Information for Creditors of Front Sight Management, LLC
Case Number 22-11824 in the United States Bankruptcy Court for the District of Nevada
DEBTOR WAS FORMED IN 1996 AND IS STILL DEVELOPING
The initial papers filed in the bankruptcy case include a declaration from the Debtor’s sole manager and 100% owner, Ignatius Piazza. According to his declaration, Front Sight Management, LLC, doing business as Front Sight Firearms Training Institute, was first formed in 1996 in California. In 1998, the Debtor acquired 550 acres of land and approximately 500 acre feet of water rights in Pahrump, Nevada. The Debtor later completely relocated from California to Nevada.

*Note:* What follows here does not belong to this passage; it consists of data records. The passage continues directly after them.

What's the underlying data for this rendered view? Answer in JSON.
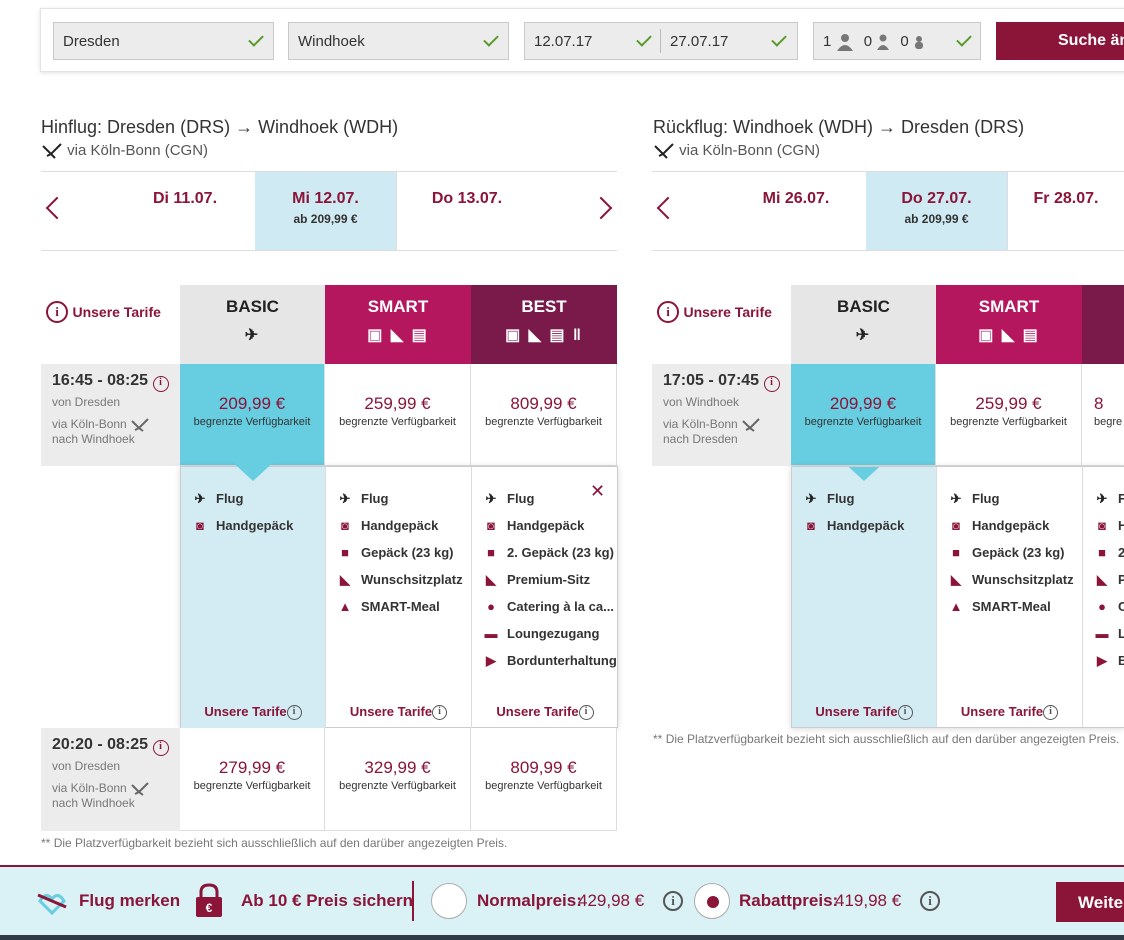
{
  "search": {
    "from": "Dresden",
    "to": "Windhoek",
    "depart_date": "12.07.17",
    "return_date": "27.07.17",
    "adults": "1",
    "children": "0",
    "infants": "0",
    "search_button": "Suche änd"
  },
  "outbound": {
    "title": "Hinflug: Dresden (DRS) → Windhoek (WDH)",
    "via": "via Köln-Bonn (CGN)",
    "dates": [
      {
        "label": "Di 11.07.",
        "sub": ""
      },
      {
        "label": "Mi 12.07.",
        "sub": "ab 209,99 €"
      },
      {
        "label": "Do 13.07.",
        "sub": ""
      }
    ],
    "tarife_label": "Unsere Tarife",
    "tariffs": [
      "BASIC",
      "SMART",
      "BEST"
    ],
    "flights": [
      {
        "time": "16:45 - 08:25",
        "from": "von Dresden",
        "via": "via Köln-Bonn",
        "to": "nach Windhoek",
        "prices": [
          {
            "price": "209,99 €",
            "avail": "begrenzte Verfügbarkeit"
          },
          {
            "price": "259,99 €",
            "avail": "begrenzte Verfügbarkeit"
          },
          {
            "price": "809,99 €",
            "avail": "begrenzte Verfügbarkeit"
          }
        ]
      },
      {
        "time": "20:20 - 08:25",
        "from": "von Dresden",
        "via": "via Köln-Bonn",
        "to": "nach Windhoek",
        "prices": [
          {
            "price": "279,99 €",
            "avail": "begrenzte Verfügbarkeit"
          },
          {
            "price": "329,99 €",
            "avail": "begrenzte Verfügbarkeit"
          },
          {
            "price": "809,99 €",
            "avail": "begrenzte Verfügbarkeit"
          }
        ]
      }
    ],
    "features": {
      "basic": [
        "Flug",
        "Handgepäck"
      ],
      "smart": [
        "Flug",
        "Handgepäck",
        "Gepäck (23 kg)",
        "Wunschsitzplatz",
        "SMART-Meal"
      ],
      "best": [
        "Flug",
        "Handgepäck",
        "2. Gepäck (23 kg)",
        "Premium-Sitz",
        "Catering à la ca...",
        "Loungezugang",
        "Bordunterhaltung"
      ]
    },
    "footnote": "Die Platzverfügbarkeit bezieht sich ausschließlich auf den darüber angezeigten Preis."
  },
  "return": {
    "title": "Rückflug: Windhoek (WDH) → Dresden (DRS)",
    "via": "via Köln-Bonn (CGN)",
    "dates": [
      {
        "label": "Mi 26.07.",
        "sub": ""
      },
      {
        "label": "Do 27.07.",
        "sub": "ab 209,99 €"
      },
      {
        "label": "Fr 28.07.",
        "sub": ""
      }
    ],
    "tarife_label": "Unsere Tarife",
    "tariffs": [
      "BASIC",
      "SMART"
    ],
    "flights": [
      {
        "time": "17:05 - 07:45",
        "from": "von Windhoek",
        "via": "via Köln-Bonn",
        "to": "nach Dresden",
        "prices": [
          {
            "price": "209,99 €",
            "avail": "begrenzte Verfügbarkeit"
          },
          {
            "price": "259,99 €",
            "avail": "begrenzte Verfügbarkeit"
          },
          {
            "price": "8",
            "avail": "begre"
          }
        ]
      }
    ],
    "features": {
      "basic": [
        "Flug",
        "Handgepäck"
      ],
      "smart": [
        "Flug",
        "Handgepäck",
        "Gepäck (23 kg)",
        "Wunschsitzplatz",
        "SMART-Meal"
      ],
      "best": [
        "F",
        "H",
        "2",
        "P",
        "C",
        "L",
        "B"
      ]
    },
    "footnote": "Die Platzverfügbarkeit bezieht sich ausschließlich auf den darüber angezeigten Preis."
  },
  "footnote_marker": "**",
  "bottom": {
    "merken": "Flug merken",
    "sichern": "Ab 10 € Preis sichern",
    "normal_label": "Normalpreis:",
    "normal_price": "429,98 €",
    "rabatt_label": "Rabattpreis:",
    "rabatt_price": "419,98 €",
    "weiter": "Weiter"
  },
  "colors": {
    "brand": "#8a1538",
    "smart": "#b5175f",
    "best": "#7a1a4a",
    "selected": "#67cde0",
    "bottom_bg": "#daf1f6"
  }
}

On the property in Pahrump, NV, the Debtor has built “what is now the finest and largest private firearms training facility in the world,” according to Mr. Piazza. The Front Sight property is “currently comprised of 50 outdoor firearms training ranges, live fire tactical training simulators, an 8,000 square foot classroom and pro shop, and assorted accessory buildings, bathrooms, three water wells and thousands of square yards of completed grading for future development.”
The Debtor provides firearms instruction, classes, and practice facilities to upward of 40,000 different individuals each year. Since it began operations, the Debtor has trained over 1 million students. It currently has over 260,000 members who pay for use of the Debtor’s facilities. While it has obviously had some success, the Debtor still has big plans for expansion and additional operations. It hopes to build a Vacation Club & Resort, including an RV Park and retail area, on some its existing land to cater to its customers and create an additional revenue stream.
THE DEBTOR’S DISPUTE WITH LVDF
In pursuit of its dream to develop a vacation club and resort on the Front Sight property, the Debtor tried to find funding. However, since the Debtor is in the business of providing firearms instruction, many traditional lenders were unable or unwilling to lend money to the Debtor. Despite its inability to find traditional funding, the Debtor continued to pursue its vision and tried to solicit funding from alternative sources.
To that end, in 2012, the Debtor was approached by Robert W. Dziubla and John Fleming, doing business as Las Vegas Development Fund LLC (“LVDF”). LVDF told the Debtor that it could raise up to $150 million in funding at a low interest rate that the Debtor could use to develop its Vacation Club & Resort. The funding was apparently going to be raised from foreign investors. LVDF claimed that it had a lot of experience doing foreign fundraising and that it could get funding for the Debtor in under a year.
The Debtor advanced over $500,000 to LVDF to pay fees and expenses associated with the fundraising, including government compliance fees related to accepting foreign investments and advertising costs. Rather than successfully raising $150 million in one year as promised, though, LVDF only ever provided the Debtor with $6.3 million between 2012 and today. The two sides both assert wrongdoing by the other. State court litigation has been pending since August 2018. Ultimately, the Debtor filed for bankruptcy in order to prevent the foreclosure of its property and to settle its dispute with LVDF once and for all.
WHAT CAN UNSECURED CREDITORS DO IN A CONTESTED BANKRUPTCY?
The events precipitating the filing of the bankruptcy case on May 24, 2022 consisted of over 4 years of state court litigation between the Debtor and its lender, as well as an impending foreclosure of the Debtor’s property. Both the Debtor and LVDF claim to have spent over $1 million in attorneys’ fees before the filing of the bankruptcy case. Given this substantial litigation and expense, it is very likely that the bankruptcy will also be contested.
When a Debtor and secured lender are very litigious, it can sometimes feel like unsecured creditors’ voices will get lost. This does not have to be the case, however. Unsecured creditors are permitted to work together by forming a committee of unsecured creditors. A committee, once it is formed, has the ability to hire attorneys who are paid for by the Debtor, not the individual unsecured creditors. A committee is tasked with advocating for the rights of all unsecured creditors.
When a committee is involved in a case that is contentious between a debtor and its secured lender, the outcome for unsecured creditors usually improves. This is particularly true when the committee hires experienced counsel. If you want more information about this case or committees generally, please contact PRLT for a no obligation consultation.
PRLT does not represent Front Sight Management, LLC or any of its affiliates. The content on this page is provided for informational purposes only. Nothing on this page or this website creates an attorney/client relationship between you and PRLT. Nothing on this page is legal advice. If you have any questions about the Front Sight bankruptcy case or anything discussed on this page, please contact us.